Madeleine enters her hotel without being seen by the desk clerk, and disappears from her room only moments after Scottie sees her standing in the window. The audience is allowed to believe that this is a manifestation of the supernatural, specifically Madeleine's possession by a dead ancestor, but that is later proven to be untrue.
When Madeleine arrives at Scottie's apartment to post a letter, the establishing shot shows only a few bushes by the metal railings. However, in the closer two shots, more bushes are can be seen against the railings.
When Scottie buys new clothes for Judy at Ransohoff's, Judy is shown trying on a pair of shoes. Due to the extremely low camera angle when Judy walks away from the camera, it's easy to see that the shoes are not new- their soles are heavily scuffed.
When Madeleine enters the church, she leaves the door opened behind her. When Scottie comes to the door moments later, the door is fully closed. He has to pull it open, and then deliberately pull it closed as he enters the church, unlike Madeleine for whom the door apparently closed automatically.

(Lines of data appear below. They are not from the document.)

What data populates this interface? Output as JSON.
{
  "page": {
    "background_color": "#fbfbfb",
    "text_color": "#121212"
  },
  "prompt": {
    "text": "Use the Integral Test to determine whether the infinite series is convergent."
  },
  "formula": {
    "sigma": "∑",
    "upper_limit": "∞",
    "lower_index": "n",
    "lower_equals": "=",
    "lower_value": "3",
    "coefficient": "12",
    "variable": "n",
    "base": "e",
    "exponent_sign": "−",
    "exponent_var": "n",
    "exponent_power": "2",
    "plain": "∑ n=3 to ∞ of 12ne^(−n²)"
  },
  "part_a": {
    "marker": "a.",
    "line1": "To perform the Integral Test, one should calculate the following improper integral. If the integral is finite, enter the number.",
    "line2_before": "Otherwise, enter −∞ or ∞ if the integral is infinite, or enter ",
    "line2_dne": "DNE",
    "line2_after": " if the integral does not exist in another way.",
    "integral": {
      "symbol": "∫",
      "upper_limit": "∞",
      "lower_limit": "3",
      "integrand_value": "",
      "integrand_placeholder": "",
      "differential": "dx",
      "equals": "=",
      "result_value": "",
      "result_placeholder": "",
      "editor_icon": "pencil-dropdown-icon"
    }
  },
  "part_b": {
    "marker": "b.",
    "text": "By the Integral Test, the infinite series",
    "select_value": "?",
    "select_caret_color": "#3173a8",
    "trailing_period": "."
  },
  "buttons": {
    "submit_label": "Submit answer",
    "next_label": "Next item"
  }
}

Madeleine enters the McKittrik Hotel and the sky is overcast. When she appears in the window of the 2nd floor room, she is clearly illuminated as from sunlight, throwing a distinct shadow against a light background, whilst the rest of the shot remains illuminated modestly (possibly assembled footage).